Kim: Sure. So thank you for that plug. I appreciate that. So the reason why we decided to create that podcast is because currently in the field of dietetics over 70% of dietitians are Caucasian dietitians. And the less than 15% are dietitians of color. So we decided to create a podcast to speak to individuals as well as not only colleagues but more so our patients and clients that are of color. So specifically on that episode, what you need to know about COVID-19 that episode is heavily scientifically based. And we're seeing on the news where it says if you're obese If you have diabetes, or if you have a slew of other things, that you're more likely to get the COVID-19, which is not necessarily true, according to the American Diabetes Association, your risk is higher, not that you're necessarily going to contract it. So on that episode, it's really an episode to encourage as well as empower you to take charge of your health. And also to be knowledgeable to know your numbers. I know many clients that I meet, they don't know what their blood sugar numbers are. And I always say what you don't know can and will hurt you. So you have to realize that you're the bus driver, the doctors, not your bus driver, the dietician is not your bus driver, you make the decision, what you choose to put into your mouth, you make the decision, if you're going to prick your finger and see the results of that blood sugar, you make the decision when you're going to call your doctor and ask for a follow up appointment. So it's really about taking charge of your health because you live within your specific body. We don't live within your body, we don't know what you're feeling. So it's really about during this time where the pandemic is just especially in Florida, where it's just spreading to become an informed consumer.

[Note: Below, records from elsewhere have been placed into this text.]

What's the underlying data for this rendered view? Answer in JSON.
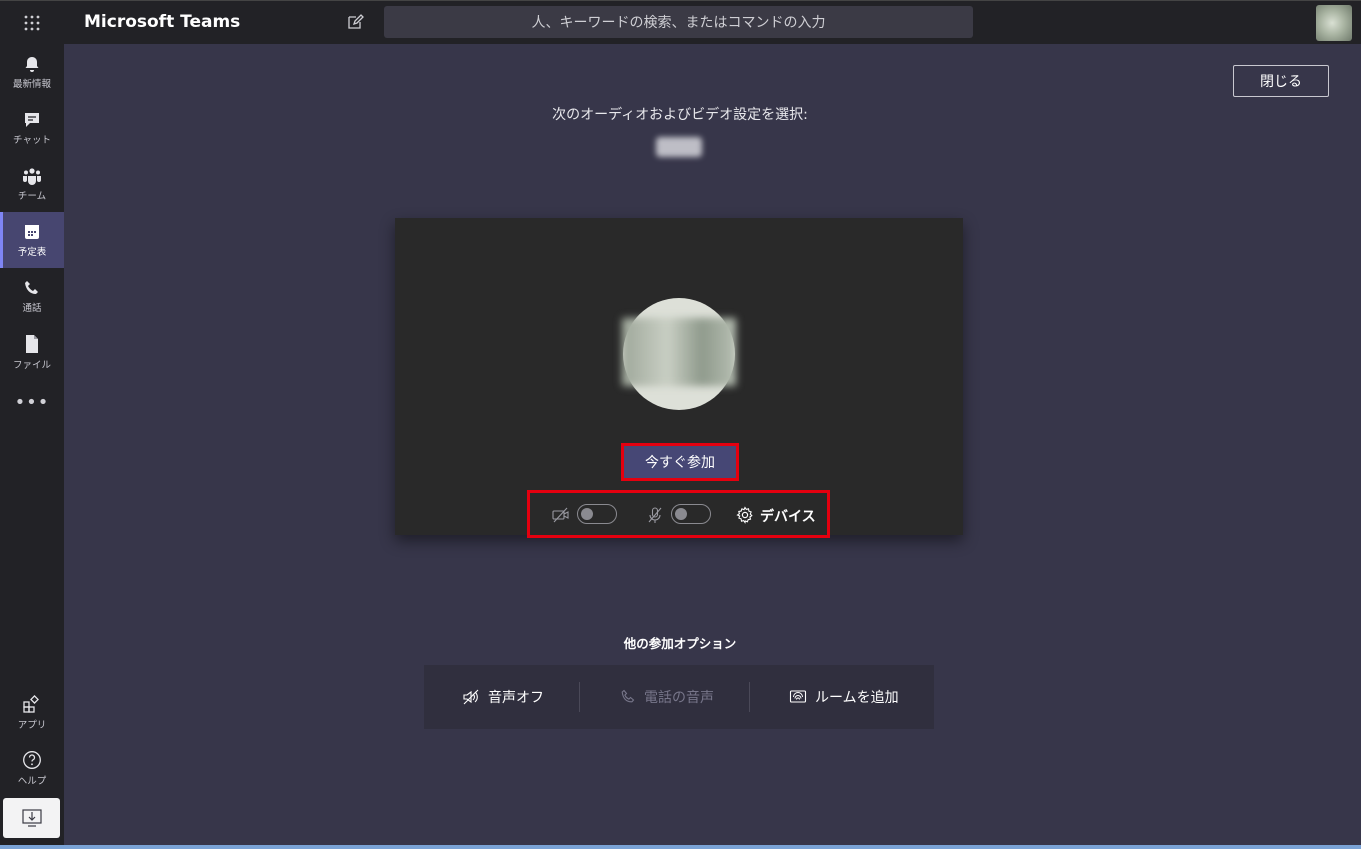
{
  "app": {
    "title": "Microsoft Teams"
  },
  "search": {
    "placeholder": "人、キーワードの検索、またはコマンドの入力"
  },
  "rail": {
    "items": [
      {
        "label": "最新情報",
        "icon": "bell-icon"
      },
      {
        "label": "チャット",
        "icon": "chat-icon"
      },
      {
        "label": "チーム",
        "icon": "teams-icon"
      },
      {
        "label": "予定表",
        "icon": "calendar-icon",
        "active": true
      },
      {
        "label": "通話",
        "icon": "phone-icon"
      },
      {
        "label": "ファイル",
        "icon": "file-icon"
      }
    ],
    "more": "•••",
    "bottom": [
      {
        "label": "アプリ",
        "icon": "apps-icon"
      },
      {
        "label": "ヘルプ",
        "icon": "help-icon"
      }
    ]
  },
  "header": {
    "close_label": "閉じる"
  },
  "prejoin": {
    "choose_label": "次のオーディオおよびビデオ設定を選択:",
    "join_label": "今すぐ参加",
    "camera_on": false,
    "mic_on": false,
    "devices_label": "デバイス"
  },
  "other_options": {
    "title": "他の参加オプション",
    "items": [
      {
        "label": "音声オフ",
        "icon": "speaker-off-icon",
        "enabled": true
      },
      {
        "label": "電話の音声",
        "icon": "phone-icon",
        "enabled": false
      },
      {
        "label": "ルームを追加",
        "icon": "cast-room-icon",
        "enabled": true
      }
    ]
  },
  "colors": {
    "accent": "#464775",
    "highlight": "#e4000f",
    "background": "#37364a",
    "rail": "#222226"
  }
}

Shireen: I love the, the overlap between our work, Kim. So when you talk about bringing diversity into the dietetic space earlier, when you spoke about culturally relevant nutrition and the impact of that on diabetes and diabetes management, I think we're so aligned on our mission there, for sure. So with that, we're unfortunately toward the end of the episode. At this point, I'd love for listeners to learn more about how they can connect with you, follow your work, stay updated. What can they do there?
Kim: Sure. So the easiest way to connect with me is on my website, Kim Rose dietitian.com. And I'll be free to help. I'll be happy to answer any questions you may have.

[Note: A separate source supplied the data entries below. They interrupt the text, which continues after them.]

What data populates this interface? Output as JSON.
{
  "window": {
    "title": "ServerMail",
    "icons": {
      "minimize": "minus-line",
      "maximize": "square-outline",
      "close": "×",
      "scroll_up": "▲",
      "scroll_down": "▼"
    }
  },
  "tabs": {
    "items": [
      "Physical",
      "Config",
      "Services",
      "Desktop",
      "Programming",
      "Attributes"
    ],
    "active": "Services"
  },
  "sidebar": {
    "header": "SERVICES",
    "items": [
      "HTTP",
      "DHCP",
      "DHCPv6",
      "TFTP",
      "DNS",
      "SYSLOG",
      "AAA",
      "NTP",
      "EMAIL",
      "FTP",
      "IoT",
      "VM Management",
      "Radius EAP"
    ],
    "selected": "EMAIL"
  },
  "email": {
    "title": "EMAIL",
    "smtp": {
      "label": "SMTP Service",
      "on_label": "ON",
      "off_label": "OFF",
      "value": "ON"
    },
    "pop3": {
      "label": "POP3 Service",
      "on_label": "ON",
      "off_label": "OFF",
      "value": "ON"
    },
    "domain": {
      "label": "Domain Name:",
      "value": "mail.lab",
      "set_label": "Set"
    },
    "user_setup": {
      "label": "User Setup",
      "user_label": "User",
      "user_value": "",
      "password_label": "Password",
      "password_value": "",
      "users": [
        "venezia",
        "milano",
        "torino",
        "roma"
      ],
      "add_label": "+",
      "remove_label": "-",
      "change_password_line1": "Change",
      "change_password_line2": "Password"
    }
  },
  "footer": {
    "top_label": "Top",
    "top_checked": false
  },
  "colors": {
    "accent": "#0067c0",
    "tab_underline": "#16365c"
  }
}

That's lovely and can folks… what about your social media and your plugs there?
Kim: So with my social media, it's still Kim Rose dietitian throughout all my social media platforms, I try to keep it pretty consistent with the exception of the podcast.

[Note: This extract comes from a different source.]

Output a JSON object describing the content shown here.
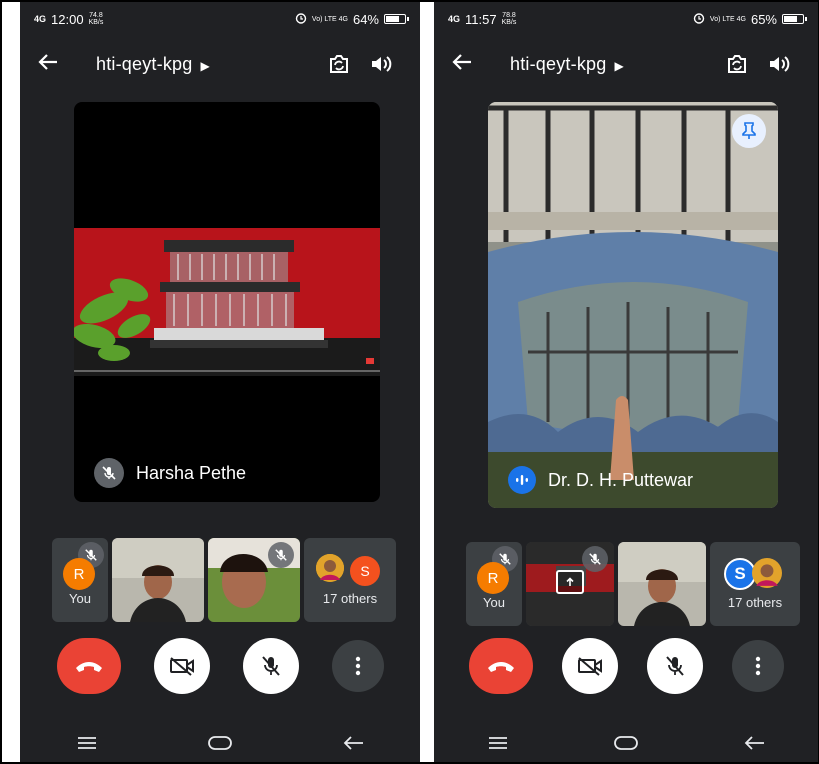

Shireen: And what we'll do is we'll throw links up for that for your social media and your website within our show notes. So if you'd like to connect with Kim, you can do so just follow the show notes to get you there. So with that, Kim, thank you so very much for your time, it was an absolute pleasure having you on and learning more about your work. And again, like I said, just I love hearing of diverse voices within the dietetic space and who are working to understand that that cultural nuance that is so important in providing nutrition therapy, and I love the work that you're doing for sound bites included, of course, but I love the work that you're doing. Thank you so much.
Kim: Thank you for having me.